**WHAT TO WORK ON:** For this exercise, repeat the whole listing below exactly. Leave the pictures out.
:::
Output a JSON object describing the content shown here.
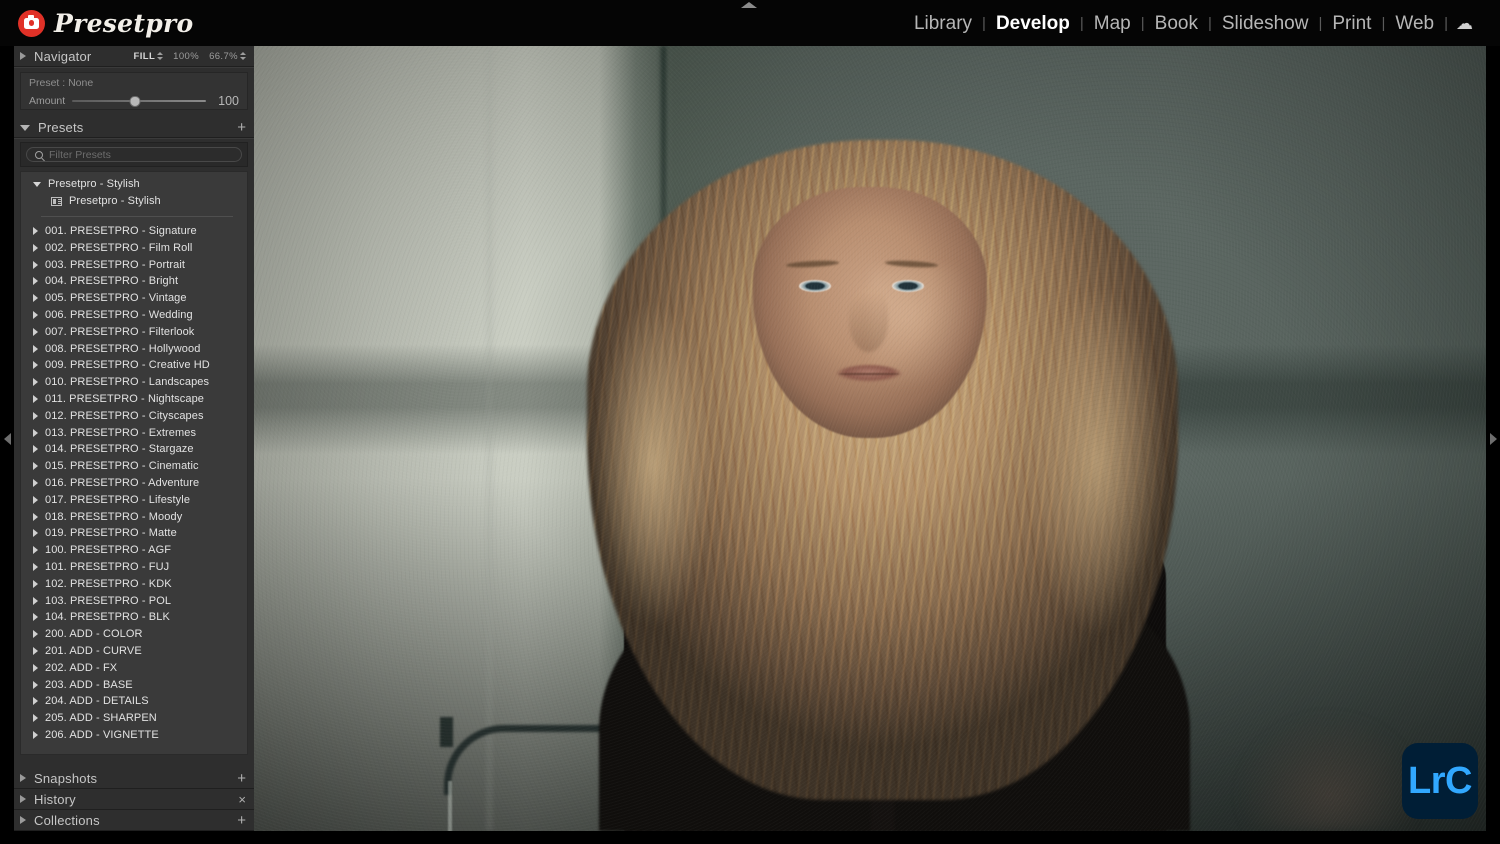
{
  "app": {
    "brand_name": "Presetpro",
    "brand_icon": "camera-icon",
    "badge": "LrC"
  },
  "modules": {
    "items": [
      {
        "label": "Library",
        "active": false
      },
      {
        "label": "Develop",
        "active": true
      },
      {
        "label": "Map",
        "active": false
      },
      {
        "label": "Book",
        "active": false
      },
      {
        "label": "Slideshow",
        "active": false
      },
      {
        "label": "Print",
        "active": false
      },
      {
        "label": "Web",
        "active": false
      }
    ],
    "separator": "|",
    "cloud_icon": "cloud-icon"
  },
  "navigator": {
    "title": "Navigator",
    "fit_mode": "FILL",
    "zoom_100": "100%",
    "zoom_custom": "66.7%"
  },
  "amount_panel": {
    "preset_label": "Preset : None",
    "amount_label": "Amount",
    "amount_value": "100",
    "slider_position_pct": 47
  },
  "presets": {
    "title": "Presets",
    "add_icon": "plus-icon",
    "filter_placeholder": "Filter Presets",
    "filter_value": "",
    "expanded_group": {
      "label": "Presetpro - Stylish",
      "children": [
        {
          "label": "Presetpro - Stylish"
        }
      ]
    },
    "folders": [
      {
        "label": "001. PRESETPRO - Signature"
      },
      {
        "label": "002. PRESETPRO - Film Roll"
      },
      {
        "label": "003. PRESETPRO - Portrait"
      },
      {
        "label": "004. PRESETPRO - Bright"
      },
      {
        "label": "005. PRESETPRO - Vintage"
      },
      {
        "label": "006. PRESETPRO - Wedding"
      },
      {
        "label": "007. PRESETPRO - Filterlook"
      },
      {
        "label": "008. PRESETPRO - Hollywood"
      },
      {
        "label": "009. PRESETPRO - Creative HD"
      },
      {
        "label": "010. PRESETPRO - Landscapes"
      },
      {
        "label": "011. PRESETPRO - Nightscape"
      },
      {
        "label": "012. PRESETPRO - Cityscapes"
      },
      {
        "label": "013. PRESETPRO - Extremes"
      },
      {
        "label": "014. PRESETPRO - Stargaze"
      },
      {
        "label": "015. PRESETPRO - Cinematic"
      },
      {
        "label": "016. PRESETPRO - Adventure"
      },
      {
        "label": "017. PRESETPRO - Lifestyle"
      },
      {
        "label": "018. PRESETPRO - Moody"
      },
      {
        "label": "019. PRESETPRO - Matte"
      },
      {
        "label": "100. PRESETPRO - AGF"
      },
      {
        "label": "101. PRESETPRO - FUJ"
      },
      {
        "label": "102. PRESETPRO - KDK"
      },
      {
        "label": "103. PRESETPRO - POL"
      },
      {
        "label": "104. PRESETPRO - BLK"
      },
      {
        "label": "200. ADD - COLOR"
      },
      {
        "label": "201. ADD - CURVE"
      },
      {
        "label": "202. ADD - FX"
      },
      {
        "label": "203. ADD - BASE"
      },
      {
        "label": "204. ADD - DETAILS"
      },
      {
        "label": "205. ADD - SHARPEN"
      },
      {
        "label": "206. ADD - VIGNETTE"
      }
    ]
  },
  "bottom_panels": [
    {
      "title": "Snapshots",
      "action_icon": "plus-icon",
      "action_glyph": "+"
    },
    {
      "title": "History",
      "action_icon": "close-icon",
      "action_glyph": "×"
    },
    {
      "title": "Collections",
      "action_icon": "plus-icon",
      "action_glyph": "+"
    }
  ],
  "colors": {
    "brand_red": "#e03127",
    "lrc_navy": "#001E36",
    "lrc_blue": "#31A8FF",
    "panel_bg": "#2e2e2e",
    "list_bg": "#3a3a3a"
  },
  "photo": {
    "description": "Portrait of a blonde woman with long wavy hair wearing a black top against a sage-green wall"
  }
}
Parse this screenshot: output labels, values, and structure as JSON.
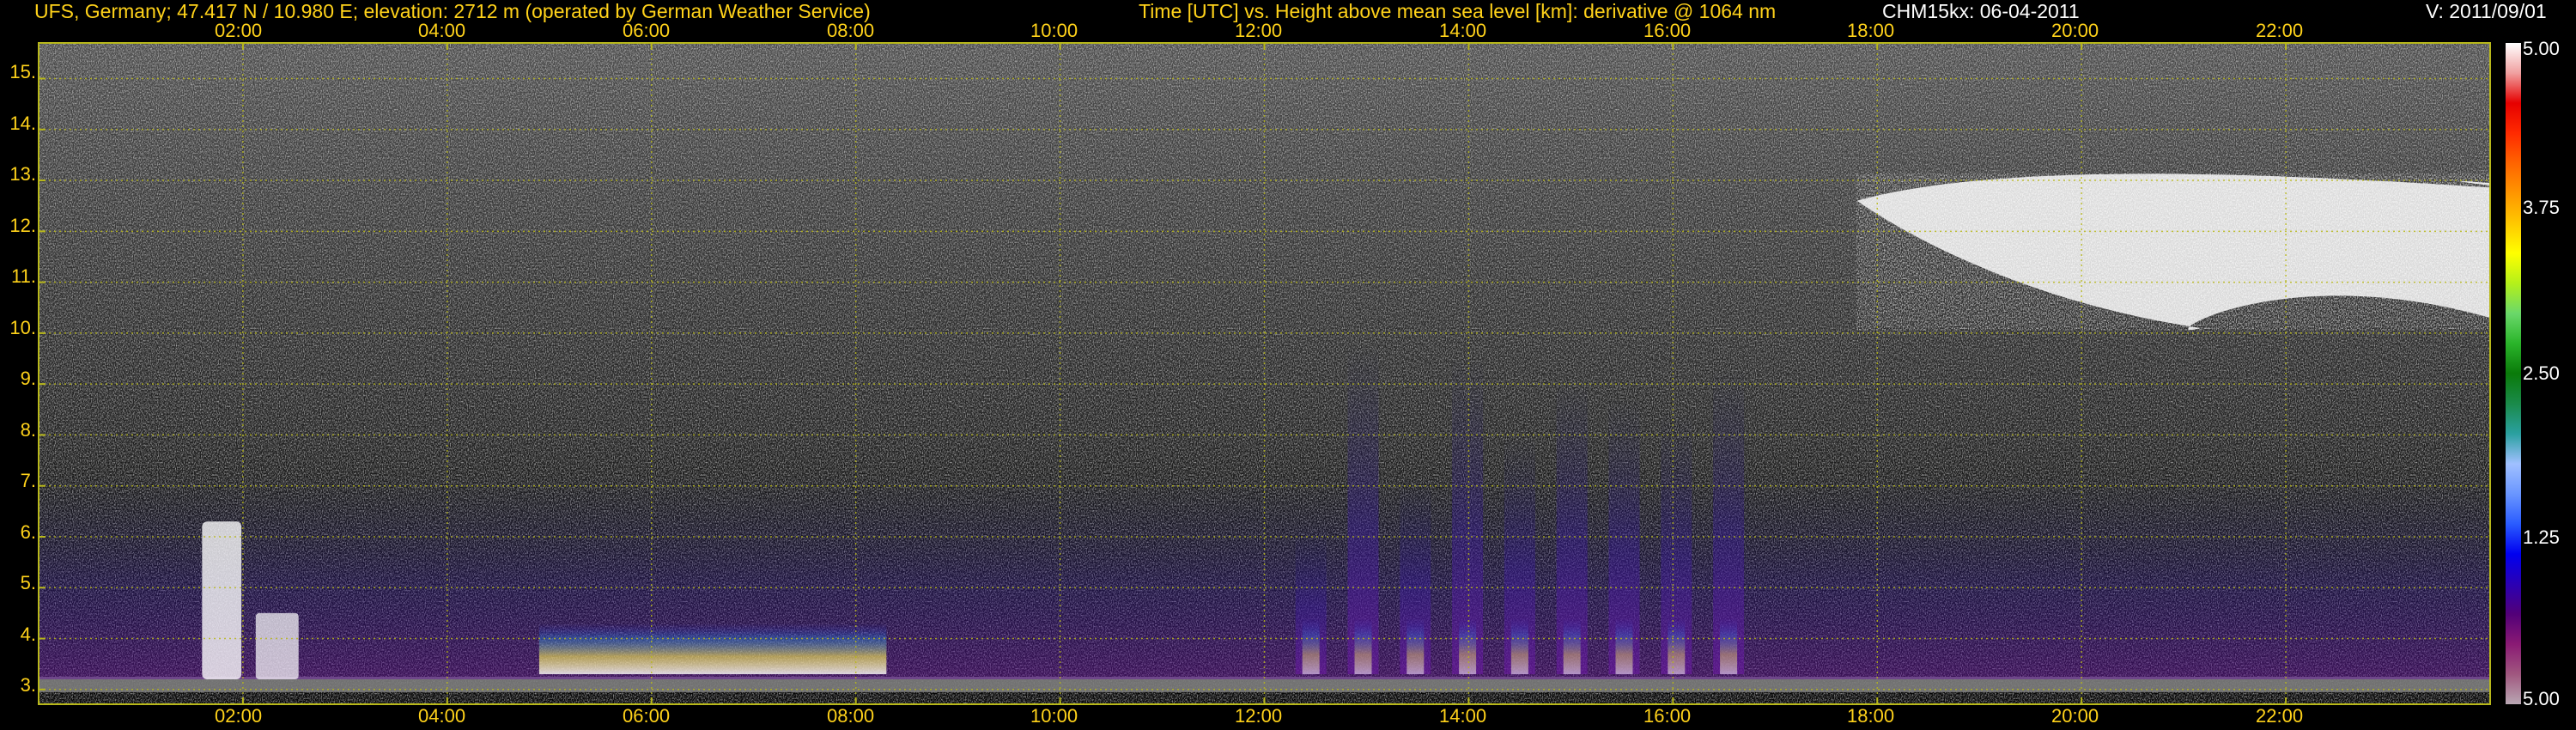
{
  "header": {
    "site": "UFS, Germany; 47.417 N / 10.980 E; elevation: 2712 m  (operated by German Weather Service)",
    "axes_desc": "Time [UTC] vs. Height above mean sea level [km]: derivative @ 1064 nm",
    "instrument": "CHM15kx: 06-04-2011",
    "version": "V: 2011/09/01"
  },
  "colors": {
    "label": "#ffd21a",
    "grid": "#b8b81a",
    "background": "#000000"
  },
  "chart_data": {
    "type": "heatmap",
    "title": "Time [UTC] vs. Height above mean sea level [km]: derivative @ 1064 nm",
    "xlabel": "Time [UTC]",
    "ylabel": "Height above mean sea level [km]",
    "xlim": [
      0,
      24
    ],
    "ylim": [
      2.71,
      15.7
    ],
    "x_ticks": [
      2,
      4,
      6,
      8,
      10,
      12,
      14,
      16,
      18,
      20,
      22
    ],
    "x_tick_labels": [
      "02:00",
      "04:00",
      "06:00",
      "08:00",
      "10:00",
      "12:00",
      "14:00",
      "16:00",
      "18:00",
      "20:00",
      "22:00"
    ],
    "y_ticks": [
      3,
      4,
      5,
      6,
      7,
      8,
      9,
      10,
      11,
      12,
      13,
      14,
      15
    ],
    "y_tick_labels": [
      "3.",
      "4.",
      "5.",
      "6.",
      "7.",
      "8.",
      "9.",
      "10.",
      "11.",
      "12.",
      "13.",
      "14.",
      "15."
    ],
    "grid": true,
    "colorbar": {
      "tick_values": [
        5.0,
        3.75,
        2.5,
        1.25,
        5.0
      ],
      "tick_labels": [
        "5.00",
        "3.75",
        "2.50",
        "1.25",
        "5.00"
      ],
      "colors": [
        "#b9a7b3",
        "#a0577f",
        "#8a1a74",
        "#520078",
        "#2a00b4",
        "#0000f0",
        "#2a5cff",
        "#6a96ff",
        "#a0c0ff",
        "#2aa0a0",
        "#1a8a4a",
        "#0a7a0a",
        "#2ab42a",
        "#6ad86a",
        "#b4f01a",
        "#ffff00",
        "#ffc800",
        "#ff9600",
        "#ff6400",
        "#ff2a00",
        "#e60000",
        "#f0a0a0",
        "#ffffff"
      ]
    },
    "features": [
      {
        "name": "surface return band",
        "t_start": 0,
        "t_end": 24,
        "h_km": [
          2.95,
          3.25
        ]
      },
      {
        "name": "boundary layer aerosol",
        "t_start": 4.9,
        "t_end": 8.3,
        "h_km": [
          3.3,
          4.3
        ]
      },
      {
        "name": "convective plumes",
        "t_start": 12.2,
        "t_end": 16.8,
        "h_km": [
          3.3,
          9.8
        ]
      },
      {
        "name": "cirrus cloud layer",
        "t_start": 17.8,
        "t_end": 24,
        "h_km": [
          9.8,
          13.1
        ]
      },
      {
        "name": "low cloud",
        "t_start": 1.6,
        "t_end": 2.3,
        "h_km": [
          3.2,
          6.3
        ]
      }
    ]
  }
}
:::
**EXERCISE SOLUTION:**
Output a JSON object describing the content shown here.
{
  "app": {
    "brand_name": "Presetpro",
    "brand_icon": "camera-icon",
    "badge": "LrC"
  },
  "modules": {
    "items": [
      {
        "label": "Library",
        "active": false
      },
      {
        "label": "Develop",
        "active": true
      },
      {
        "label": "Map",
        "active": false
      },
      {
        "label": "Book",
        "active": false
      },
      {
        "label": "Slideshow",
        "active": false
      },
      {
        "label": "Print",
        "active": false
      },
      {
        "label": "Web",
        "active": false
      }
    ],
    "separator": "|",
    "cloud_icon": "cloud-icon"
  },
  "navigator": {
    "title": "Navigator",
    "fit_mode": "FILL",
    "zoom_100": "100%",
    "zoom_custom": "66.7%"
  },
  "amount_panel": {
    "preset_label": "Preset : None",
    "amount_label": "Amount",
    "amount_value": "100",
    "slider_position_pct": 47
  },
  "presets": {
    "title": "Presets",
    "add_icon": "plus-icon",
    "filter_placeholder": "Filter Presets",
    "filter_value": "",
    "expanded_group": {
      "label": "Presetpro - Stylish",
      "children": [
        {
          "label": "Presetpro - Stylish"
        }
      ]
    },
    "folders": [
      {
        "label": "001. PRESETPRO - Signature"
      },
      {
        "label": "002. PRESETPRO - Film Roll"
      },
      {
        "label": "003. PRESETPRO - Portrait"
      },
      {
        "label": "004. PRESETPRO - Bright"
      },
      {
        "label": "005. PRESETPRO - Vintage"
      },
      {
        "label": "006. PRESETPRO - Wedding"
      },
      {
        "label": "007. PRESETPRO - Filterlook"
      },
      {
        "label": "008. PRESETPRO - Hollywood"
      },
      {
        "label": "009. PRESETPRO - Creative HD"
      },
      {
        "label": "010. PRESETPRO - Landscapes"
      },
      {
        "label": "011. PRESETPRO - Nightscape"
      },
      {
        "label": "012. PRESETPRO - Cityscapes"
      },
      {
        "label": "013. PRESETPRO - Extremes"
      },
      {
        "label": "014. PRESETPRO - Stargaze"
      },
      {
        "label": "015. PRESETPRO - Cinematic"
      },
      {
        "label": "016. PRESETPRO - Adventure"
      },
      {
        "label": "017. PRESETPRO - Lifestyle"
      },
      {
        "label": "018. PRESETPRO - Moody"
      },
      {
        "label": "019. PRESETPRO - Matte"
      },
      {
        "label": "100. PRESETPRO - AGF"
      },
      {
        "label": "101. PRESETPRO - FUJ"
      },
      {
        "label": "102. PRESETPRO - KDK"
      },
      {
        "label": "103. PRESETPRO - POL"
      },
      {
        "label": "104. PRESETPRO - BLK"
      },
      {
        "label": "200. ADD - COLOR"
      },
      {
        "label": "201. ADD - CURVE"
      },
      {
        "label": "202. ADD - FX"
      },
      {
        "label": "203. ADD - BASE"
      },
      {
        "label": "204. ADD - DETAILS"
      },
      {
        "label": "205. ADD - SHARPEN"
      },
      {
        "label": "206. ADD - VIGNETTE"
      }
    ]
  },
  "bottom_panels": [
    {
      "title": "Snapshots",
      "action_icon": "plus-icon",
      "action_glyph": "+"
    },
    {
      "title": "History",
      "action_icon": "close-icon",
      "action_glyph": "×"
    },
    {
      "title": "Collections",
      "action_icon": "plus-icon",
      "action_glyph": "+"
    }
  ],
  "colors": {
    "brand_red": "#e03127",
    "lrc_navy": "#001E36",
    "lrc_blue": "#31A8FF",
    "panel_bg": "#2e2e2e",
    "list_bg": "#3a3a3a"
  },
  "photo": {
    "description": "Portrait of a blonde woman with long wavy hair wearing a black top against a sage-green wall"
  }
}
Parse this screenshot: output labels, values, and structure as JSON.
{
  "header": {
    "site": "UFS, Germany; 47.417 N / 10.980 E; elevation: 2712 m  (operated by German Weather Service)",
    "axes_desc": "Time [UTC] vs. Height above mean sea level [km]: derivative @ 1064 nm",
    "instrument": "CHM15kx: 06-04-2011",
    "version": "V: 2011/09/01"
  },
  "colors": {
    "label": "#ffd21a",
    "grid": "#b8b81a",
    "background": "#000000"
  },
  "chart_data": {
    "type": "heatmap",
    "title": "Time [UTC] vs. Height above mean sea level [km]: derivative @ 1064 nm",
    "xlabel": "Time [UTC]",
    "ylabel": "Height above mean sea level [km]",
    "xlim": [
      0,
      24
    ],
    "ylim": [
      2.71,
      15.7
    ],
    "x_ticks": [
      2,
      4,
      6,
      8,
      10,
      12,
      14,
      16,
      18,
      20,
      22
    ],
    "x_tick_labels": [
      "02:00",
      "04:00",
      "06:00",
      "08:00",
      "10:00",
      "12:00",
      "14:00",
      "16:00",
      "18:00",
      "20:00",
      "22:00"
    ],
    "y_ticks": [
      3,
      4,
      5,
      6,
      7,
      8,
      9,
      10,
      11,
      12,
      13,
      14,
      15
    ],
    "y_tick_labels": [
      "3.",
      "4.",
      "5.",
      "6.",
      "7.",
      "8.",
      "9.",
      "10.",
      "11.",
      "12.",
      "13.",
      "14.",
      "15."
    ],
    "grid": true,
    "colorbar": {
      "tick_values": [
        5.0,
        3.75,
        2.5,
        1.25,
        5.0
      ],
      "tick_labels": [
        "5.00",
        "3.75",
        "2.50",
        "1.25",
        "5.00"
      ],
      "colors": [
        "#b9a7b3",
        "#a0577f",
        "#8a1a74",
        "#520078",
        "#2a00b4",
        "#0000f0",
        "#2a5cff",
        "#6a96ff",
        "#a0c0ff",
        "#2aa0a0",
        "#1a8a4a",
        "#0a7a0a",
        "#2ab42a",
        "#6ad86a",
        "#b4f01a",
        "#ffff00",
        "#ffc800",
        "#ff9600",
        "#ff6400",
        "#ff2a00",
        "#e60000",
        "#f0a0a0",
        "#ffffff"
      ]
    },
    "features": [
      {
        "name": "surface return band",
        "t_start": 0,
        "t_end": 24,
        "h_km": [
          2.95,
          3.25
        ]
      },
      {
        "name": "boundary layer aerosol",
        "t_start": 4.9,
        "t_end": 8.3,
        "h_km": [
          3.3,
          4.3
        ]
      },
      {
        "name": "convective plumes",
        "t_start": 12.2,
        "t_end": 16.8,
        "h_km": [
          3.3,
          9.8
        ]
      },
      {
        "name": "cirrus cloud layer",
        "t_start": 17.8,
        "t_end": 24,
        "h_km": [
          9.8,
          13.1
        ]
      },
      {
        "name": "low cloud",
        "t_start": 1.6,
        "t_end": 2.3,
        "h_km": [
          3.2,
          6.3
        ]
      }
    ]
  }
}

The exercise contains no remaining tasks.